The COL (Council on Legislation) meet was held in Chicago in May, and many Rotary leaders have hailed it as a path-breaking one. As many as 180 proposals were discussed over the COL week and quite a few significant decisions were taken. That the RI dues for Rotarians will now go up by $4 a year for three years is a decision that is bound to cause some anxiety among Indian Rotarians. But then, as PRIP Raja Saboo put it at the COL, even though this was not a small amount in India, when he asked himself what Rotary had given him, he had to admit “Rotary has made me a better person.” And he couldn’t put a price on that! But more than the raising of RI dues, the lingo and the mood, as gauged, not from a snowing Chicago, but far away from a smouldering Chennai, was to usher in change. The RI leadership has finally decided to walk the talk; after endless debates on change — how to change, where to change, when to change, what to change — the COL has finally embraced change. And this change comes wrapped in a package of freedom and flexibility for the clubs. We’ve heard most senior Rotary leaders saying that “Rotary happens in the Clubs,” and not at the RI headquarters in Evanston. Well, now those clubs will be armed with the freedom to decide how often they meet, where they meet, what form or mode that meeting will take, but within the framework of at least two meetings a month.
Also, the stringent criteria on who can join a Rotary club have also been relaxed by Rotary’s legislative body; the earlier six criteria for membership have now been relaxed and replaced with the simple requirement that a person with good character, good reputation in the chosen profession and enthusiasm and willingness to serve the community can become a Rotarian.

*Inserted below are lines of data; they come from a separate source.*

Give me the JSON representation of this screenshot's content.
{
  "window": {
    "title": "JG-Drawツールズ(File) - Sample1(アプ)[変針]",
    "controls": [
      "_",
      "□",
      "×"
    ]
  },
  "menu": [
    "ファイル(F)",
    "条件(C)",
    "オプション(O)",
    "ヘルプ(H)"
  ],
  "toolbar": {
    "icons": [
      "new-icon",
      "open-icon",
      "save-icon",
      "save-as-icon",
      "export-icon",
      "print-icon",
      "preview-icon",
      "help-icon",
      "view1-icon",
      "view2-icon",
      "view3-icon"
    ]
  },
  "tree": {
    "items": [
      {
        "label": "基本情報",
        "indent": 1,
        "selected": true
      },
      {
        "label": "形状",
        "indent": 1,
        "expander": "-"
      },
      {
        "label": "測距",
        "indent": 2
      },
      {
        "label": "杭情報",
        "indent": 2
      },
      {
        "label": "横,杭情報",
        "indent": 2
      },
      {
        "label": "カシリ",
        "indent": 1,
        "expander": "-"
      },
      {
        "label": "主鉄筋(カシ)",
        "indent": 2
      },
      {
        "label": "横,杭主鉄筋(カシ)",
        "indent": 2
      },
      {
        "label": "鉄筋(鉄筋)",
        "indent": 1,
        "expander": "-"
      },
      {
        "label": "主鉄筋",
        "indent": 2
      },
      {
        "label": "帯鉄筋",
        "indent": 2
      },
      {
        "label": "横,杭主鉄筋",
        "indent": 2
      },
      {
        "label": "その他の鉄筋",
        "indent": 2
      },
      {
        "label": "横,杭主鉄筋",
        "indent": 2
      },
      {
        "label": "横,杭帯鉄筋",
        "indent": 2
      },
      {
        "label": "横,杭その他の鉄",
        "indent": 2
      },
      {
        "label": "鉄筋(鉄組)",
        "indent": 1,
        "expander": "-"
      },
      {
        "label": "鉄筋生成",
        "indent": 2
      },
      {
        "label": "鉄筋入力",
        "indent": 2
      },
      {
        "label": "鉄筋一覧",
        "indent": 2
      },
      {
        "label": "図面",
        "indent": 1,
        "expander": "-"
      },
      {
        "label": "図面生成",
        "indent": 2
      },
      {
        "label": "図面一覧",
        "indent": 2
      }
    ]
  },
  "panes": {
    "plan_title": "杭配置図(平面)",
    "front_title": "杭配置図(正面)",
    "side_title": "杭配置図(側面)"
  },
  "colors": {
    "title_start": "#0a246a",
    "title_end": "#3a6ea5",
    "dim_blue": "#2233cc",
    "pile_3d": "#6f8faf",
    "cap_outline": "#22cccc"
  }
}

This is certainly bound to boost membership. Add to it the new rule that Rotaractors can now join Rotary clubs as ‘associate members,’ and the changing face of Rotary is amply evident. The best news for us at the Rotary News Trust is the mandatory subscription to at least one Rotary magazine — either the regional magazine or The Rotarian — has been reinforced. Of course if there are more than one Rotarian living at the same address, then they can get only one magazine. But when we match our subscription data to the number of Rotarians in India, and the total subscription to The Rotarian — which by the way comes at a price tag of $24, compared to sub-$7 (Rs 420) for Rotary News — we find there are a few thousand Rotarians out there who are not subscribing to any magazine. This is a serious breach with consequences which the club will have to face. According to the rule book, if we bring this to RI’s notice the defaulting clubs can face a range of issues including inability to participate in district nominations and elections and even suspension. As the new Rotary year approaches, both outgoing and incoming Presidents will do well to ensure that their clubs are not defaulters in this area.
Beginning this month, we’ve started a new feature — Club Corner — where four good projects of different clubs will be featured.